** The closing scene of the show may have been the biggest "WTF" moment of recent WWE television history. Punk took Foley down and started walking away. When he stopped and turned around, Ryback was standing there having an apparent asthma attack, and Punk looked scared. This was the oddest moment on a show with several of them.
** This week's skits featuring Tag Team Champions Kane and Daniel Bryan -- now officially known as Team Hell No, courtesy of the WWE fans - were a mixed bag. They didn't live up to the ones of recent weeks, but the second one featured a very funny and well-timed Mae Young cameo, which elicited a good chuckle. When the champs were in the ring on the live show, they were jumped by Cody Rhodes and Damien Sandow, who are now calling themselves Rhodes Scholars. Awesome. WWE finally seems intent on focusing on having a solid tag team division once again, and that's only going to be good for business.

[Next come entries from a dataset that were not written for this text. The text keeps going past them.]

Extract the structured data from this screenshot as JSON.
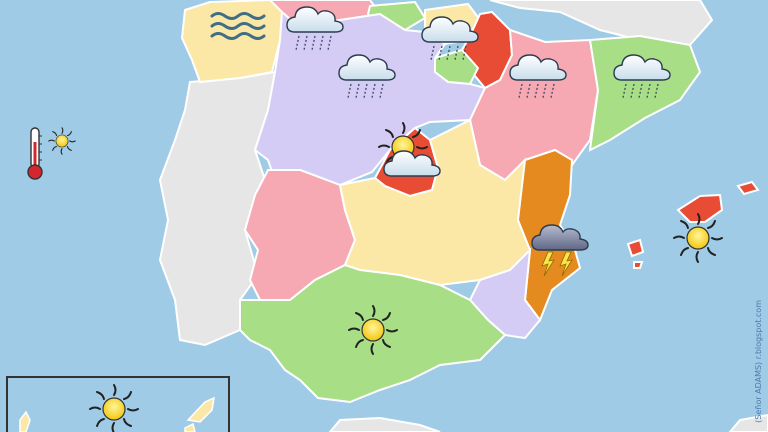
{
  "map": {
    "country": "Spain",
    "colors": {
      "sea": "#9fcbe6",
      "foreign_land": "#e6e6e6",
      "galicia": "#fbe7a6",
      "castilla_leon": "#d4ccf5",
      "asturias": "#f6a9b3",
      "cantabria": "#a7de86",
      "basque": "#fbe7a6",
      "navarra": "#e84c34",
      "la_rioja": "#a7de86",
      "aragon": "#f6a9b3",
      "catalonia": "#a7de86",
      "madrid": "#e84c34",
      "extremadura": "#f6a9b3",
      "castilla_la_mancha": "#fbe7a6",
      "valencia": "#e58a1f",
      "murcia": "#d4ccf5",
      "andalusia": "#a7de86",
      "balearic": "#e84c34"
    },
    "weather_icons": [
      {
        "region": "galicia",
        "icon": "fog-icon"
      },
      {
        "region": "asturias",
        "icon": "rain-icon"
      },
      {
        "region": "basque",
        "icon": "rain-icon"
      },
      {
        "region": "castilla_leon",
        "icon": "rain-icon"
      },
      {
        "region": "aragon",
        "icon": "rain-icon"
      },
      {
        "region": "catalonia",
        "icon": "rain-icon"
      },
      {
        "region": "madrid",
        "icon": "sun-icon"
      },
      {
        "region": "madrid",
        "icon": "cloud-icon"
      },
      {
        "region": "valencia",
        "icon": "storm-icon"
      },
      {
        "region": "balearic",
        "icon": "sun-icon"
      },
      {
        "region": "andalusia",
        "icon": "sun-icon"
      },
      {
        "region": "canary",
        "icon": "sun-icon"
      }
    ],
    "legend_icons": [
      "thermometer-icon",
      "sun-icon"
    ],
    "credit": "(Señor ADAMS)",
    "credit_url": "r.blogspot.com"
  }
}
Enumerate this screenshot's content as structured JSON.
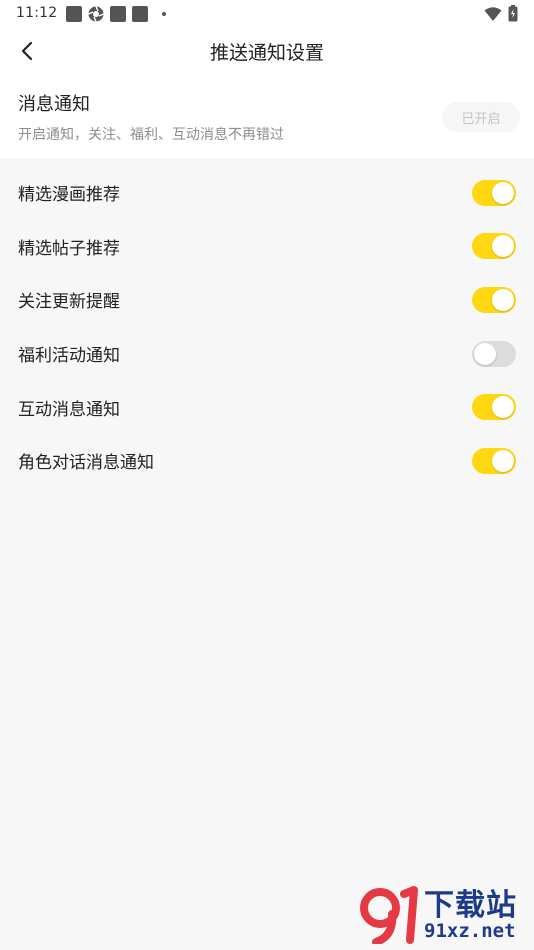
{
  "status_bar": {
    "time": "11:12",
    "icons": [
      "square-notification-icon",
      "aperture-icon",
      "square-notification-icon",
      "square-notification-icon",
      "dot-icon"
    ],
    "right_icons": [
      "wifi-icon",
      "battery-icon"
    ]
  },
  "header": {
    "back_icon": "chevron-left-icon",
    "title": "推送通知设置"
  },
  "master": {
    "title": "消息通知",
    "description": "开启通知，关注、福利、互动消息不再错过",
    "status_label": "已开启"
  },
  "settings": [
    {
      "label": "精选漫画推荐",
      "enabled": true
    },
    {
      "label": "精选帖子推荐",
      "enabled": true
    },
    {
      "label": "关注更新提醒",
      "enabled": true
    },
    {
      "label": "福利活动通知",
      "enabled": false
    },
    {
      "label": "互动消息通知",
      "enabled": true
    },
    {
      "label": "角色对话消息通知",
      "enabled": true
    }
  ],
  "colors": {
    "toggle_on": "#ffd812",
    "toggle_off": "#dcdcdc",
    "background": "#f7f7f7",
    "watermark": "#1f3a8a"
  },
  "watermark": {
    "title": "下载站",
    "url": "91xz.net"
  }
}
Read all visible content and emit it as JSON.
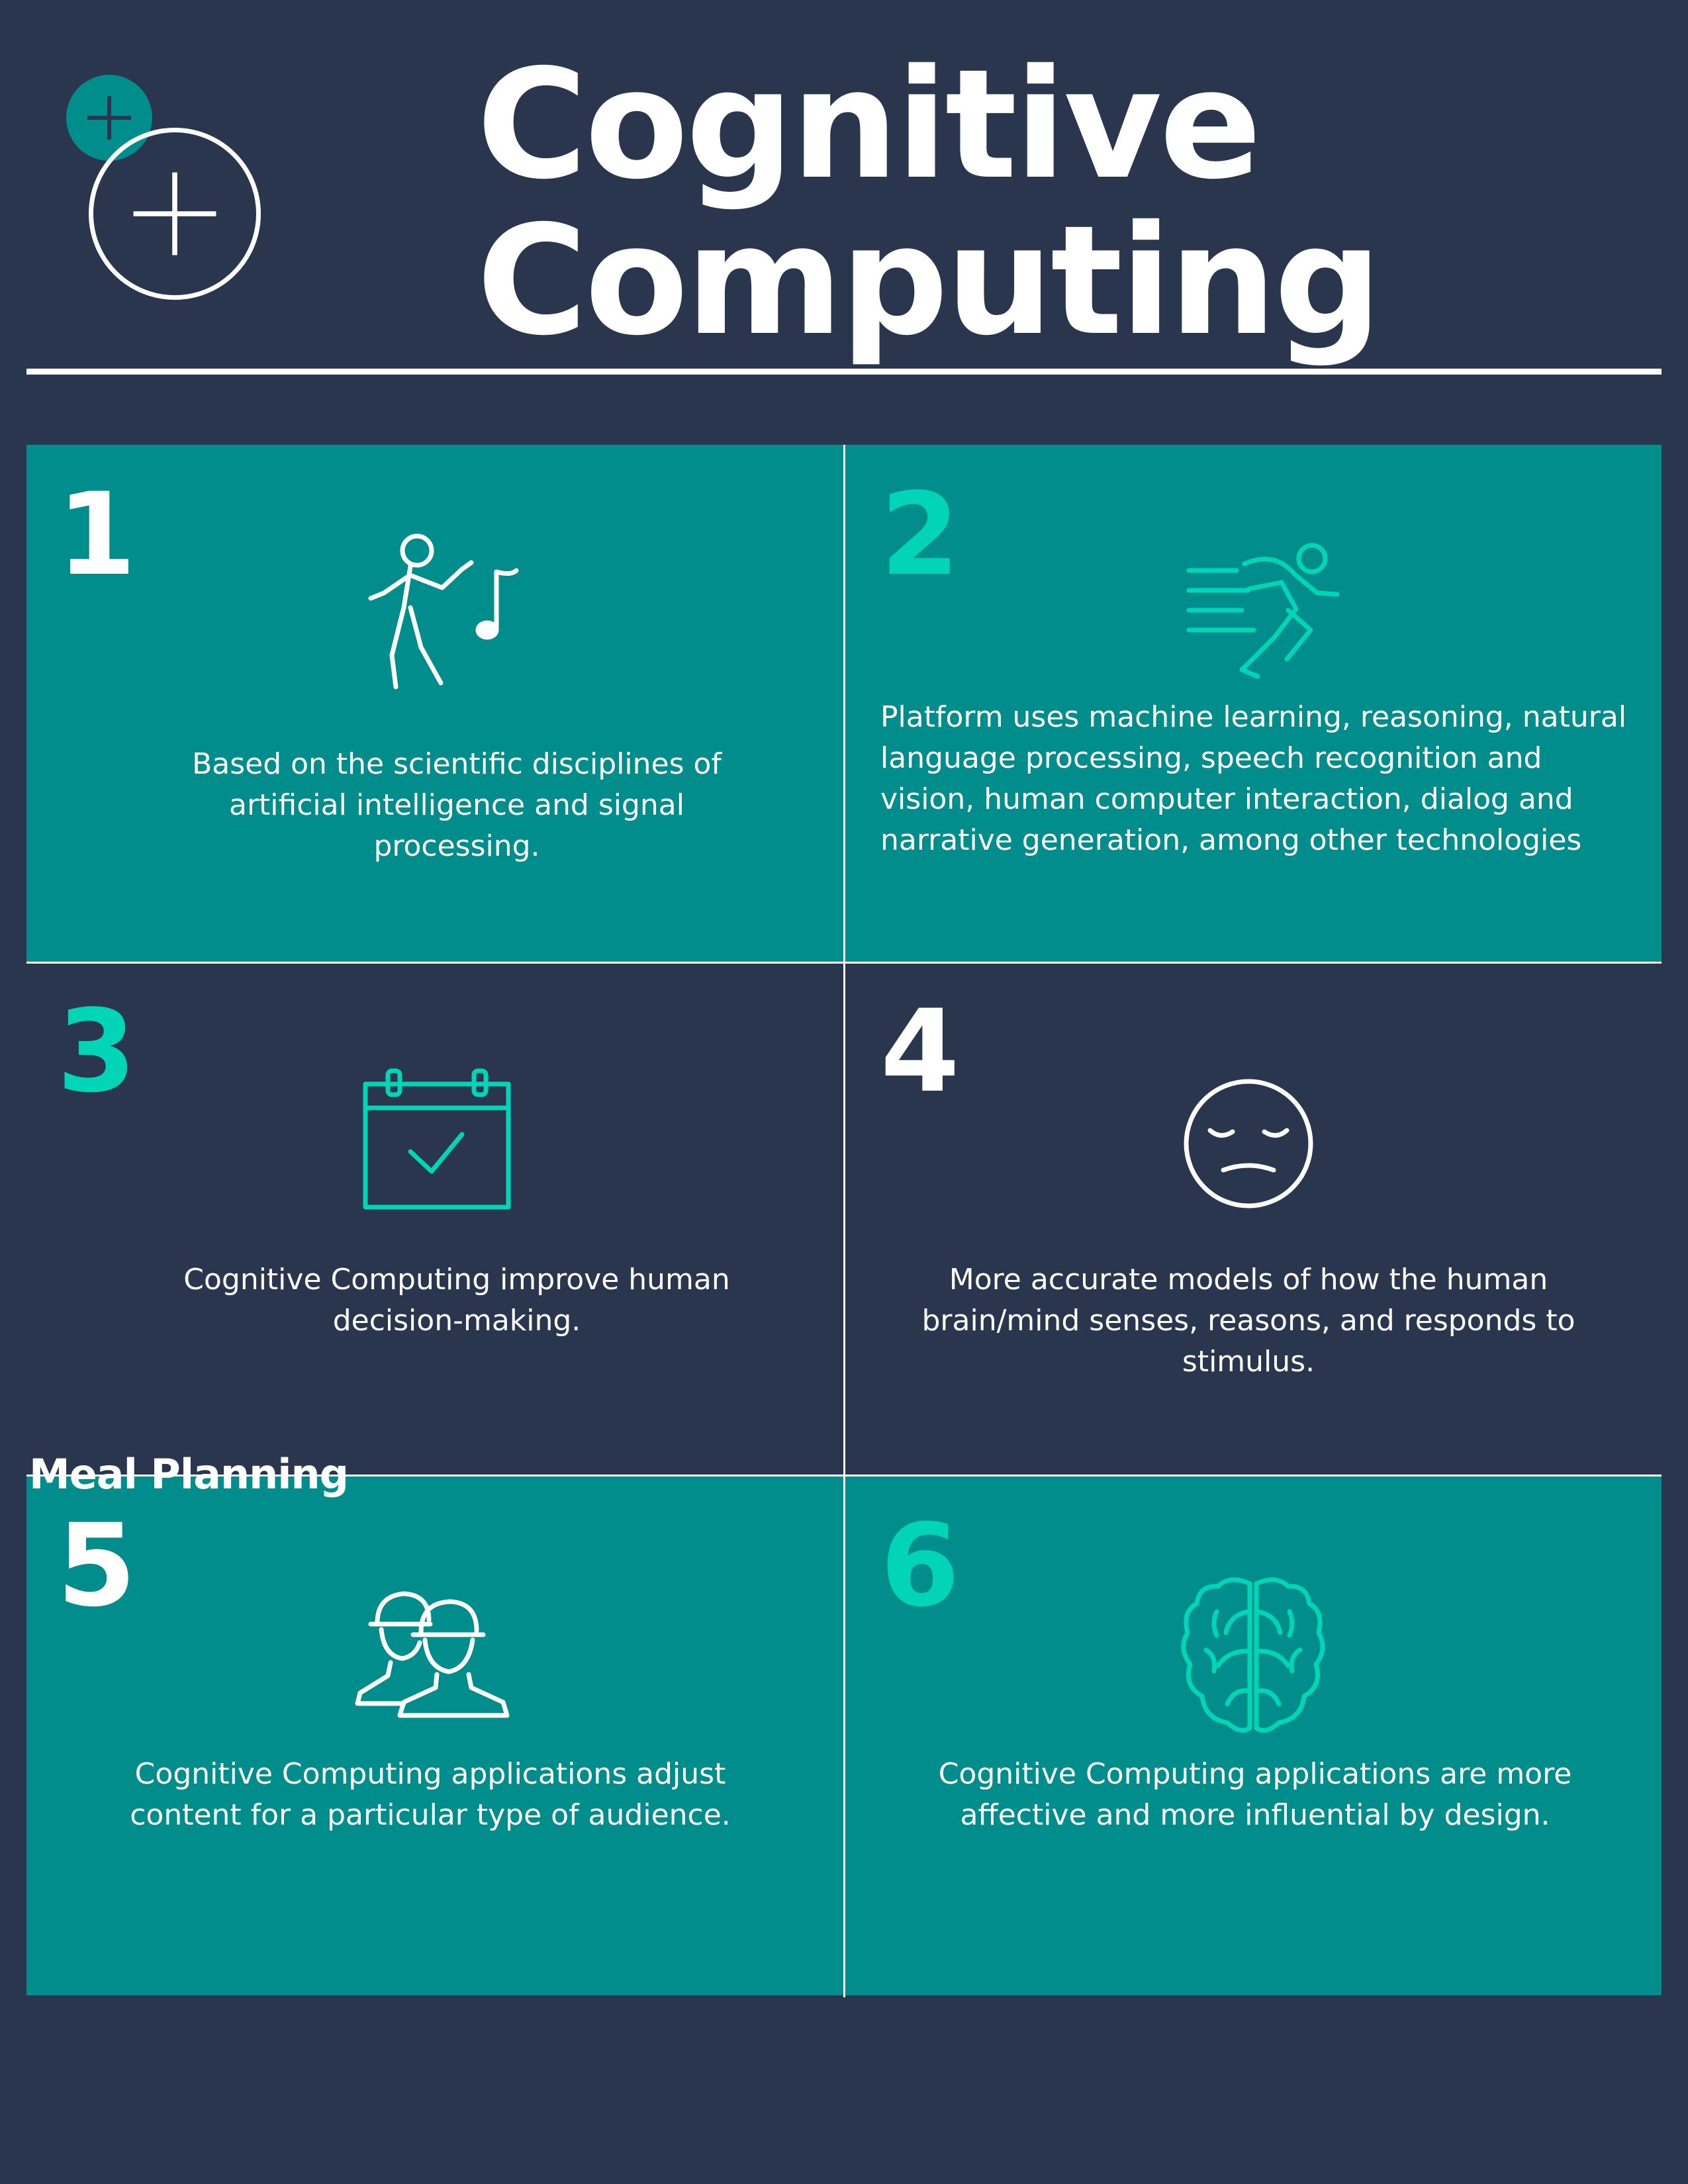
{
  "header": {
    "title_line1": "Cognitive",
    "title_line2": "Computing"
  },
  "stray_label": "Meal Planning",
  "colors": {
    "background": "#29364e",
    "teal": "#008d8b",
    "mint": "#00d6b7",
    "white": "#ffffff"
  },
  "cells": [
    {
      "number": "1",
      "icon": "dancing-person-icon",
      "text": "Based on the scientific disciplines of artificial intelligence and signal processing."
    },
    {
      "number": "2",
      "icon": "sprinting-runner-icon",
      "text": "Platform uses machine learning, reasoning, natural language processing, speech recognition and vision, human computer interaction, dialog and narrative generation, among other technologies"
    },
    {
      "number": "3",
      "icon": "calendar-check-icon",
      "text": "Cognitive Computing improve human decision-making."
    },
    {
      "number": "4",
      "icon": "unamused-face-icon",
      "text": "More accurate models of how the human brain/mind senses, reasons, and responds to stimulus."
    },
    {
      "number": "5",
      "icon": "workers-hardhat-icon",
      "text": "Cognitive Computing applications  adjust content for a particular type of audience."
    },
    {
      "number": "6",
      "icon": "brain-icon",
      "text": "Cognitive Computing applications are more affective and more influential by design."
    }
  ]
}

** Sometimes it feels like WWE is ribbing the fans by continuing the "Best of 501 out of 1,000" series between Dolph Ziggler and Kofi Kingston. But on tonight's show, these two set out and did exactly what they wanted to do: steal the show. They have such great chemistry and put on one heck of a television match. This is why these two are paired together so often; they make magic together. And the right man won. Hopefully this is the beginning of Ziggler's rehabilitation.
** The Prime Time Players defeated Santino Marella and Zack Ryder in a quick pedestrian match. The action looked smooth, but that was nothing to make this match stand out from any other. Ryder and Marella would make a good tag team to bolster an already developing division. Titus O'Neil and Darren Young continue to be rebuilt to title contention, so it's good to know WWE hasn't given up on them yet.